Air temperature: 7°C, 45°F
Wind: 6 knots
Throughout the day Silver Explorer progressed easily across the Labrador Sea, continuing south-westerly toward Newfoundland. The day began with beautiful conditions that remained unchanged with seas at 2-3 meters, sunshine, and a view beyond the horizon. Early on, the first greater shearwaters of the trip followed in our wake and a small group of white-sided dolphins passed by.
Archaeologist Colleen Batey presented a lecture entitled “An Expansion Too Far?” According to the Vinland Sagas, Greenlandic Norse traveled to the island of Newfoundland where they established a community. Material evidence from L’Anse aux Meadows supports the notion that the Norse arrived in the New World five hundred years before Columbus. Colleen provided insights into contact that had been made between the Norse and native peoples to the far north in what was a very interesting lecture.
Geologist Stefan Kredel delivered “Plate Tectonics – a nearly all explaining theory”. He discussed how the “unbelievable” theory of plate tectonics was proposed by Alfred Wegner and how subsequent research vindicated the once vilified scientist. Stefan elucidated the remarkable processes involved in the movements of the plates, including ophiolite formation, whereby oceanic crust is thrust up onto the earth’s surface.
Ornithologist Franz Barlein presented “Living in the Cold”, a fascinating talk about how birds adapt to polar conditions. He discussed the ways in which birds utilize their feathers for insulation and how physiological adjustments allow birds to withstand seemingly lethal thermal conditions.
Straight after Franz’s talk, Expedition Leader Kara Weller made the call, “Whales!” The officers slowed the ship and we spent a good hour-plus amidst dozens of whales, both humpback and fin, feeding close together and a pod of white-beaked dolphins that came to the bow twice. Groups of whales swam very close to the ship and the paparazzi went wild. One humpback flipped over and slapped its tail on the surface. As we thrilled at this cetacean extravaganza, or what Kara called “whale soup”, fulmars zoomed by, as did the odd sooty shearwater, and our first Northern gannet of the trip made an appearance. It’s likely we were in an area rich in whale food, zooplankton and small fish, where nutrients were being “up-welled” from below.
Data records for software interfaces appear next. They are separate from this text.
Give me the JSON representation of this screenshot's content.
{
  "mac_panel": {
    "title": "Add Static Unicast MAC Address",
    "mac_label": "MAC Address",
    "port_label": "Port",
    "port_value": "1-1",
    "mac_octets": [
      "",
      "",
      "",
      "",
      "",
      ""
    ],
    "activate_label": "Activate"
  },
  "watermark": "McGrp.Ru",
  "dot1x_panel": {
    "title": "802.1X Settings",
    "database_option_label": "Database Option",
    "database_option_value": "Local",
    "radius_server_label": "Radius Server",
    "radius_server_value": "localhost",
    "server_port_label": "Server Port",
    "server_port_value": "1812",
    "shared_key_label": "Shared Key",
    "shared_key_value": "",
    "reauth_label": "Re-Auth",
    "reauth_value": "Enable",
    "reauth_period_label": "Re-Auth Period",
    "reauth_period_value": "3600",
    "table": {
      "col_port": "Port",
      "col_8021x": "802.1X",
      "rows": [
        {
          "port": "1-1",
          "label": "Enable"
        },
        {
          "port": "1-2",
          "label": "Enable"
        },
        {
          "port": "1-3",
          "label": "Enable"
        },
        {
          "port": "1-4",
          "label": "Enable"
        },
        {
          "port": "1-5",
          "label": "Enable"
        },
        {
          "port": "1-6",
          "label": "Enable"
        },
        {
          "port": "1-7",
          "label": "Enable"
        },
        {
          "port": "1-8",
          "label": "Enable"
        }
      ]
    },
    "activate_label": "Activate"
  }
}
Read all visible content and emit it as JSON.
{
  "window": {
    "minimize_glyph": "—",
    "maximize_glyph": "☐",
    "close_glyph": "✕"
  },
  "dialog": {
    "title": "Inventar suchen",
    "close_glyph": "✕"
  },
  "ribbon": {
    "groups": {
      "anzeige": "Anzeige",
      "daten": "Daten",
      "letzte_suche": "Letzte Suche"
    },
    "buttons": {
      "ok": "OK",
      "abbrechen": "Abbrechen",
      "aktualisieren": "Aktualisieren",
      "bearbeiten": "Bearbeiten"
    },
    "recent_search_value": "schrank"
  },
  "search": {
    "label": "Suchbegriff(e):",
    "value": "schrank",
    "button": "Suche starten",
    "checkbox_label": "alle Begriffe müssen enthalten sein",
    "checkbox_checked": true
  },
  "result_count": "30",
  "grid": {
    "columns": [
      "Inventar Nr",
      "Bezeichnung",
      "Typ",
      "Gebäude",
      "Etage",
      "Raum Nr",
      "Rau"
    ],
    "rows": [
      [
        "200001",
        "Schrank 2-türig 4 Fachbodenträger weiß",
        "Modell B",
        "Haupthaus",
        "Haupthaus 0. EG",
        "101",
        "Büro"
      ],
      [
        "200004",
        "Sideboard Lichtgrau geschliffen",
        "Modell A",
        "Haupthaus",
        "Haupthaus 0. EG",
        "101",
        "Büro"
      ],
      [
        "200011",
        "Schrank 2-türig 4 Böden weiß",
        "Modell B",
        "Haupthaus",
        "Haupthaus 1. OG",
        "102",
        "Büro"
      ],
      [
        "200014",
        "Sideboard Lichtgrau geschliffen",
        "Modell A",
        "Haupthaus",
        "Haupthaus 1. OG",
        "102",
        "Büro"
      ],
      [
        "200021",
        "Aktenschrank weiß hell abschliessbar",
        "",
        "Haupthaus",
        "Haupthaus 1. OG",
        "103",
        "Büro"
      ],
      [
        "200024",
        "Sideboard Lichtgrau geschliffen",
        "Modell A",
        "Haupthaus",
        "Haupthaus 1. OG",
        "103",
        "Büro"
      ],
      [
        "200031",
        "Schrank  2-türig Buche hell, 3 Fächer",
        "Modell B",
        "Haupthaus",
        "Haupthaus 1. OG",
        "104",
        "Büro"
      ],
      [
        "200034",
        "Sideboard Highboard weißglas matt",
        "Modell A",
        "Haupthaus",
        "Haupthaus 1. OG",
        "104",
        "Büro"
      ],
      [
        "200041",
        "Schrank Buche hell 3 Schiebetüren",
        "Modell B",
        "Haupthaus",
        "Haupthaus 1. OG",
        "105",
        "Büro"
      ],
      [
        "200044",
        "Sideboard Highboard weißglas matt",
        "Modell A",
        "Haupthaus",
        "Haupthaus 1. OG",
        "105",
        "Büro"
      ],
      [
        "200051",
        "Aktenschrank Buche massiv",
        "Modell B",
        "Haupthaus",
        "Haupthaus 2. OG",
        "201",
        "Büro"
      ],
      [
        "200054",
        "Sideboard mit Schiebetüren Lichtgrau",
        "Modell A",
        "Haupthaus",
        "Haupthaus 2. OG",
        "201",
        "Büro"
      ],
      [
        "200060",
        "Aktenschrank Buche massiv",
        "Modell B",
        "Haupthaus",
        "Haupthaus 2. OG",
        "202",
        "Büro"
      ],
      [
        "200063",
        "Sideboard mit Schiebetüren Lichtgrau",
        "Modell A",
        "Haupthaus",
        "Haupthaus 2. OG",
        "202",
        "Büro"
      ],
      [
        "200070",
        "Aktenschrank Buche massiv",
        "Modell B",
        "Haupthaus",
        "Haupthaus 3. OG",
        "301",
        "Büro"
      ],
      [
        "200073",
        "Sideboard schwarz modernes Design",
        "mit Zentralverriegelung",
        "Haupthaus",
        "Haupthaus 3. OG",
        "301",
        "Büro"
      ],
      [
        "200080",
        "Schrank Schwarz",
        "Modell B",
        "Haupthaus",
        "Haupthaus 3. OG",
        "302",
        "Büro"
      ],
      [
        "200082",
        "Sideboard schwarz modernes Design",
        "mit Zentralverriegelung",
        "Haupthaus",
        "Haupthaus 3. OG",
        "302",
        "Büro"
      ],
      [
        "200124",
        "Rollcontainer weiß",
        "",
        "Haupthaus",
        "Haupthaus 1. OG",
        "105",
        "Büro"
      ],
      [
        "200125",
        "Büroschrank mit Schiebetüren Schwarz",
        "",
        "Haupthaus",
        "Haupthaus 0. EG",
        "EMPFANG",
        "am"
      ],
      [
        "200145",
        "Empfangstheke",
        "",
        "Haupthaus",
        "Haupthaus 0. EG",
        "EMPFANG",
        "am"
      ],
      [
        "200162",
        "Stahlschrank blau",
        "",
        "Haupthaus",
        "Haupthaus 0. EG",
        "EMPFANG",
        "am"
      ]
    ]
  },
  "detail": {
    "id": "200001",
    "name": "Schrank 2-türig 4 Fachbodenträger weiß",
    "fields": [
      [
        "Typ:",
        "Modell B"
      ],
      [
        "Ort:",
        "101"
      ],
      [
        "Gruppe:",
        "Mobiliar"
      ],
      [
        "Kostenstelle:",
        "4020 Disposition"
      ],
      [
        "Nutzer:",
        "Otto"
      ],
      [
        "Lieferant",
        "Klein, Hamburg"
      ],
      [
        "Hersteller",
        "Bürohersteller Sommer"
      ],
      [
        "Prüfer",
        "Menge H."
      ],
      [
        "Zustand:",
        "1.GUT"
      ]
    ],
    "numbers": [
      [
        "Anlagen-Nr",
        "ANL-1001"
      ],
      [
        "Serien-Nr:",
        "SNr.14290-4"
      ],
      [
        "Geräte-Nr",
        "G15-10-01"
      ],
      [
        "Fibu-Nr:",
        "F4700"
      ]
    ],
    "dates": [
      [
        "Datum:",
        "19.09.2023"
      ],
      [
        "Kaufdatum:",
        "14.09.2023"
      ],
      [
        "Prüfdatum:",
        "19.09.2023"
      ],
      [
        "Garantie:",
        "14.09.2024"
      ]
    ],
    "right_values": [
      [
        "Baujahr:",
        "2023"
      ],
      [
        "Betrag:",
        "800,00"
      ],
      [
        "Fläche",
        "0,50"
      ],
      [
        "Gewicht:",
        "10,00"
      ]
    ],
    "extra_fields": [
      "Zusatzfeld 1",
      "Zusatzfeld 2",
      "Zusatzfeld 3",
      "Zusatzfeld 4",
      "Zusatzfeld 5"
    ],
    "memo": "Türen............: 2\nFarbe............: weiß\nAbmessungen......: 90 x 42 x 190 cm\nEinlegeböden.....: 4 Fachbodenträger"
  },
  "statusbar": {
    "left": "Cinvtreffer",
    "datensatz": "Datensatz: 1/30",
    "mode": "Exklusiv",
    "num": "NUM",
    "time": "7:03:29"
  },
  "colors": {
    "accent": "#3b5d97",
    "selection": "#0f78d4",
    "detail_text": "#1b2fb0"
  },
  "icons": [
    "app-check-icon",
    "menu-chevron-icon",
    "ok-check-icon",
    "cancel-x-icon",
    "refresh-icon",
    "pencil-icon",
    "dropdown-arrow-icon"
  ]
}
Several seasoned Silversea travelers received accolades at the Venetian Society cocktail party where we compared notes on what had been a great day at sea.